- Consulting Editors
- Finance of New industries
- The Returns to Entrepreneurship
- Risk Attitudes and Private Business Equity
- New Firm Financing and Performance
- New Perspectives On Entrepreneurial Capital Structure
- The Capital Structure of Family Firms
- Influence of Internal Factors on the Use of Equity-and Mezzanine-Based Financing in Family Firms
- Planning For Entrepreneurial Finance And Capital: A Critical Review Of The Importance Of Teaching Business Planning
- Funding Gaps
- Availability of Credit to Small Firms Young and Old: Evidence from the Surveys of Small Business Finances
- Asymmetric Information, Credit Market Condition, and Entrepreneurial Finance
- Alternative Types Of Entrepreneurial Finance
- Angel Investors and Their Investments
- Firm Growth, Schumpeterian Entrepreneurship, and Venture Capital
- Why Do Firms Go Public?
- Valuation Of IPOs
- Trade Credit and Its Role in Entrepreneurial Finance
- Factoring and Invoice Financing
- Project Finance
- Hedge Fund Asset-Based Lending
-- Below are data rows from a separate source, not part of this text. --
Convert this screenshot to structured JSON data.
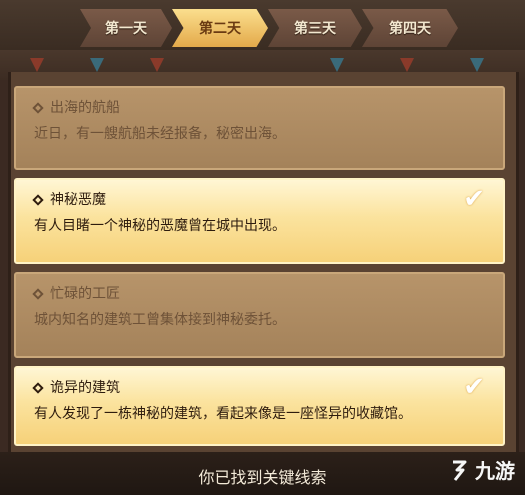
{
  "tabs": [
    {
      "label": "第一天",
      "active": false
    },
    {
      "label": "第二天",
      "active": true
    },
    {
      "label": "第三天",
      "active": false
    },
    {
      "label": "第四天",
      "active": false
    }
  ],
  "clues": [
    {
      "title": "出海的航船",
      "desc": "近日，有一艘航船未经报备，秘密出海。",
      "found": false
    },
    {
      "title": "神秘恶魔",
      "desc": "有人目睹一个神秘的恶魔曾在城中出现。",
      "found": true
    },
    {
      "title": "忙碌的工匠",
      "desc": "城内知名的建筑工曾集体接到神秘委托。",
      "found": false
    },
    {
      "title": "诡异的建筑",
      "desc": "有人发现了一栋神秘的建筑，看起来像是一座怪异的收藏馆。",
      "found": true
    }
  ],
  "footer": {
    "status_text": "你已找到关键线索"
  },
  "watermark": {
    "text": "九游"
  },
  "colors": {
    "active_tab": "#f0c060",
    "found_card": "#fbe39e",
    "dim_card": "#b08e64"
  }
}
- Business Taxation, Corporate Finance, and Economic Performance
- Financial Capital among Minority-Owned Businesses
- Financing Women-Owned Firms: A Review Of Recent Literature
- International Differences In Entrepreneurial Finance
- Entrepreneurial Finance in Weak Institutional Environments
- Microfinance for Entrepreneurs
- The Past and Future of Innovations in Microfinance
- Index of Names
Abstract and Keywords
Recent research has found evidence of the central role of trade credit in the financing of small businesses. In the United States, for example, trade credit is used by about 60 percent of small businesses; such a large incidence of use is not observed in any other financial service except checking accounts. This article analyzes several aspects of the trade credit agreement. It starts by explaining why trade credit is such an extended phenomenon in spite of the existence of a specialized financial sector. Then it discusses several aspects that make trade credit a unique and not fully contractual arrangement, whose value depends to a great extent on the value of the commercial relationship between the supplier and the buyer. It then focuses on the value of trade credit for entrepreneurial firms.
Vicente Cuñat is an associate professor of finance at the London School of Economics. He graduated from the University of Valencia, and holds an MSc from CEMFI and a PhD in economics from the London School of Economics. His research focuses on theoretical and empirical issues on corporate finance that are often linked to questions in industrial organization or labor economics. He has published in the American Economic Review and the Journal of Finance, among other journals.
Emilia García-Appendini is assistant professor of finance at Bocconi University. She holds an undergraduate degree in applied mathematics from the Instituto Tecnológico Autónomo de México, and an MSc and a PhD in economics and finance from Universitat Pompeu Fabra, Spain. Her research has focused on the financing of small firms, with particular emphasis on the role of trade credit.
Access to the complete content on Oxford Handbooks Online requires a subscription or purchase. Public users are able to search the site and view the abstracts and keywords for each book and chapter without a subscription.
If you have purchased a print title that contains an access token, please see the token for information about how to register your code.